Trip Report: Megabus

July 20, 2008

Took Megabus to Kansas City last week (July 8). Buses now load at the curb on Canal just south of Union Station, an open sidewalk with no weather protection. Megabus does have an agent who checks tickets in advance so buses can load relatively fast. We took off about 15 minutes late, bus about 70% full, everything fine. Just before St. Louis, the A/C failed. Driver dropped us off at Union Station and drove away, assuring us that the bus would return with a relief driver. About 30 minutes later that actually happened. On to Kansas City, we paused at a truck stop to try to fix the AC but the only result was to put us an hour behind schedule. On arrival in KC, there was a crowd waiting to board for an immediate departure back to St. Louis.

Returning July 13, we had one of the new Van Hool double deckers. Pretty nice bus in many respects, but the seats are a bit cramped. Also, there are no overhead luggage racks on either level, just the baggage compartment behind the passenger area. And it seemed we had a bit of trouble maintaining speed up hills. But at least the AC worked fine. The bus was perhaps 60% full. I got off at St. Louis, where quite a crowd was waiting to board for Chicago.

I could have taken Amtrak for almost the same fare, but chose Megabus because Amtrak’s StL-KC trains have such a poor on-time record. As it happens, a colleague who took Amtrak said they were only a little late.


Land rent is for fighting over

July 7, 2008

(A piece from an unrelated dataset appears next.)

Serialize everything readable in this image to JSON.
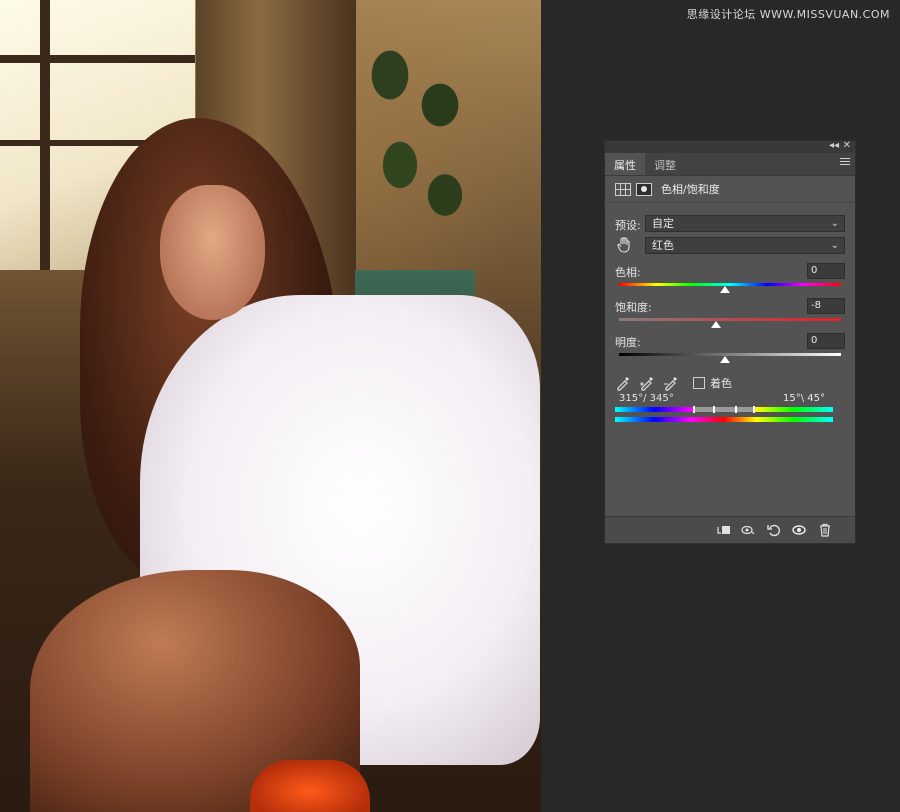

One problem with private collection of land rent is that people spend their energy fighting over it rather than doing anything productive.  Today’s Tribune carries an example.  In the 1950s, some 400 Chicagoans started an agricultural community near downstate Ullin, 350 miles away.  It prospered for a while, but after the founder’s death in 1978, a schism developed.

The struggle and the lawsuits that followed, members now concede, wasn’t so much about the group’s name, but power, control and money. And there was lots of money.

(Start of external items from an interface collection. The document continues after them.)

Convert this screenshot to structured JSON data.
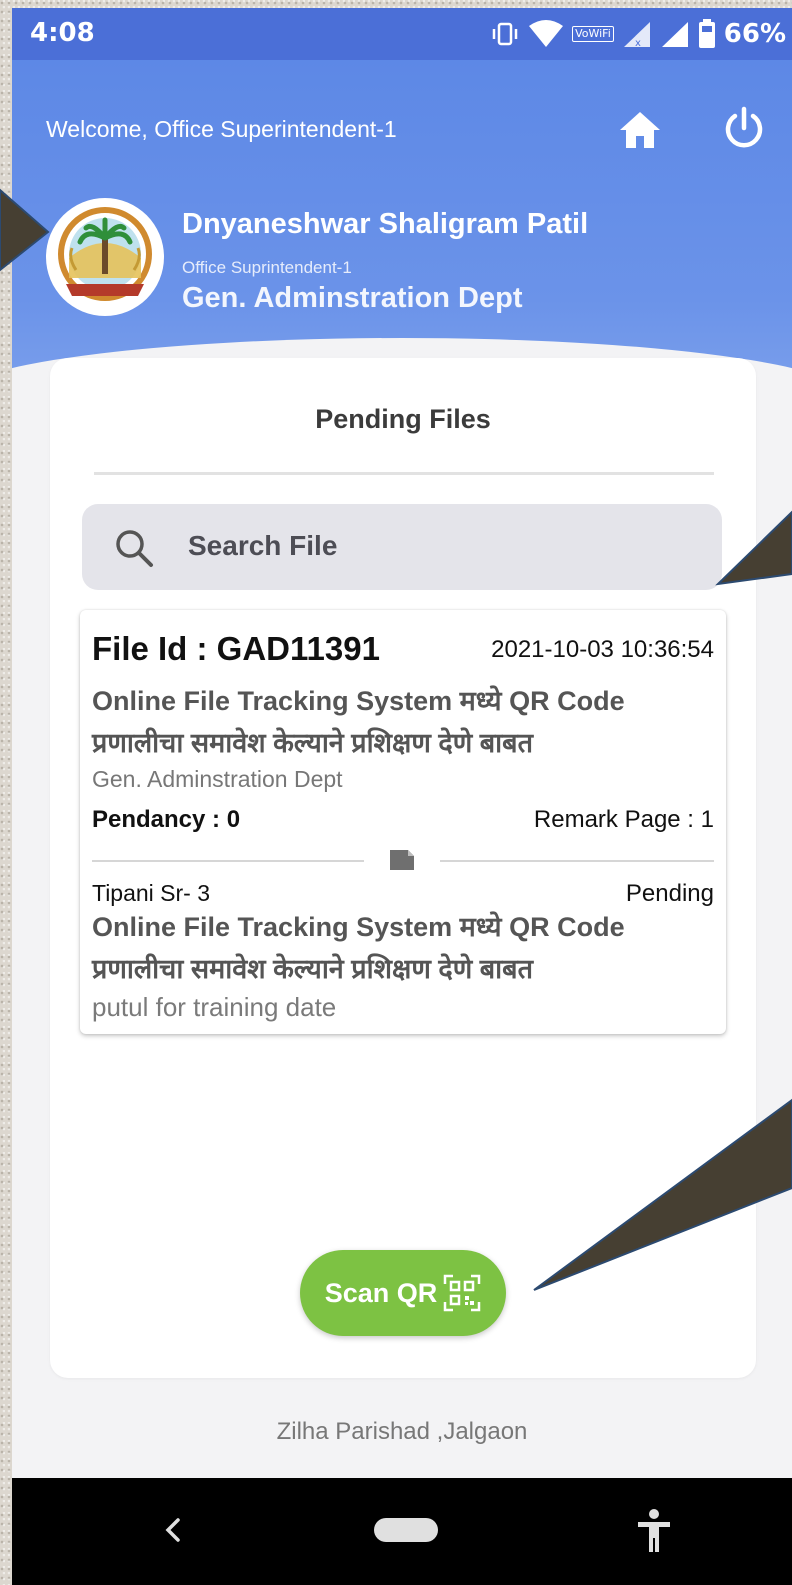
{
  "status_bar": {
    "time": "4:08",
    "battery_percent": "66%",
    "vowifi_label": "VoWiFi",
    "icons": [
      "vibrate-icon",
      "wifi-icon",
      "signal-icon",
      "signal-icon",
      "battery-icon"
    ]
  },
  "header": {
    "welcome_text": "Welcome, Office Superintendent-1",
    "home_icon": "home-icon",
    "logout_icon": "power-icon"
  },
  "user": {
    "name": "Dnyaneshwar Shaligram Patil",
    "role": "Office Suprintendent-1",
    "department": "Gen. Adminstration Dept",
    "avatar_icon": "zilla-parishad-logo"
  },
  "main": {
    "title": "Pending Files",
    "search": {
      "placeholder": "Search File",
      "value": ""
    },
    "files": [
      {
        "file_id": "File Id : GAD11391",
        "date": "2021-10-03 10:36:54",
        "subject": "Online File Tracking System मध्ये QR Code प्रणालीचा समावेश केल्याने प्रशिक्षण देणे बाबत",
        "department": "Gen. Adminstration Dept",
        "pendancy": "Pendancy : 0",
        "remark_page": "Remark Page : 1",
        "note": {
          "tipani": "Tipani Sr- 3",
          "status": "Pending",
          "subject": "Online File Tracking System मध्ये QR Code प्रणालीचा समावेश केल्याने प्रशिक्षण देणे बाबत",
          "remark": "putul for training date"
        }
      }
    ],
    "scan_button_label": "Scan QR"
  },
  "footer": {
    "organization": "Zilha Parishad ,Jalgaon"
  },
  "nav_bar": {
    "icons": [
      "back-icon",
      "home-pill-icon",
      "accessibility-icon"
    ]
  },
  "colors": {
    "status_bar": "#4b6fd7",
    "header": "#5d88e6",
    "scan_button": "#7dc243",
    "annotation_arrow": "#463f32"
  }
}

Over the years, as the Israelite Bible Class had farmed less and less, the group had leased land to local, non-member farmers, a business that generated thousands of dollars of annual revenue.

Also, the farm itself, on the banks of the scenic Cache River, had considerably increased in value since the group purchased it in the mid-1950s, after forming a not-for-profit corporation in 1953.

Today the central court case over ownership, which has been appealed repeatedly, remains active, although after more than 30 years of litigation no one seems too inclined to push it any further.

The issue of rent and land value could not have arisen if the rent were not privatized.


Lava Lamps patent-free too?

July 1, 2008

A sidebar in today’s Chicago Tribune certainly implies that, like Coca-Cola, lava lamps are manufactured without patent protection, but as a trade secret.  Invented in 1963, the lava lamp’s patent would long since have expired (tho lawyers seem to know ways to effectively extend such things).

btw, the manufacturer says it isn’t officially called a “lava lamp,” but rather a “Lava brand motion lamp.”


Renegade Economists on broadcast and pod

July 1, 2008

Melbourne radio 3CR’s weekly Renegade Economists show is now available by podcast.  To my knowledge this is the first podcasting, and the only current radio broadcasting, by any Georgists.

Main presenters Karl Fitzgerald and Alice Bleby are associated with Earthsharing Australia, whose numerous activities now include a filmmaking competition.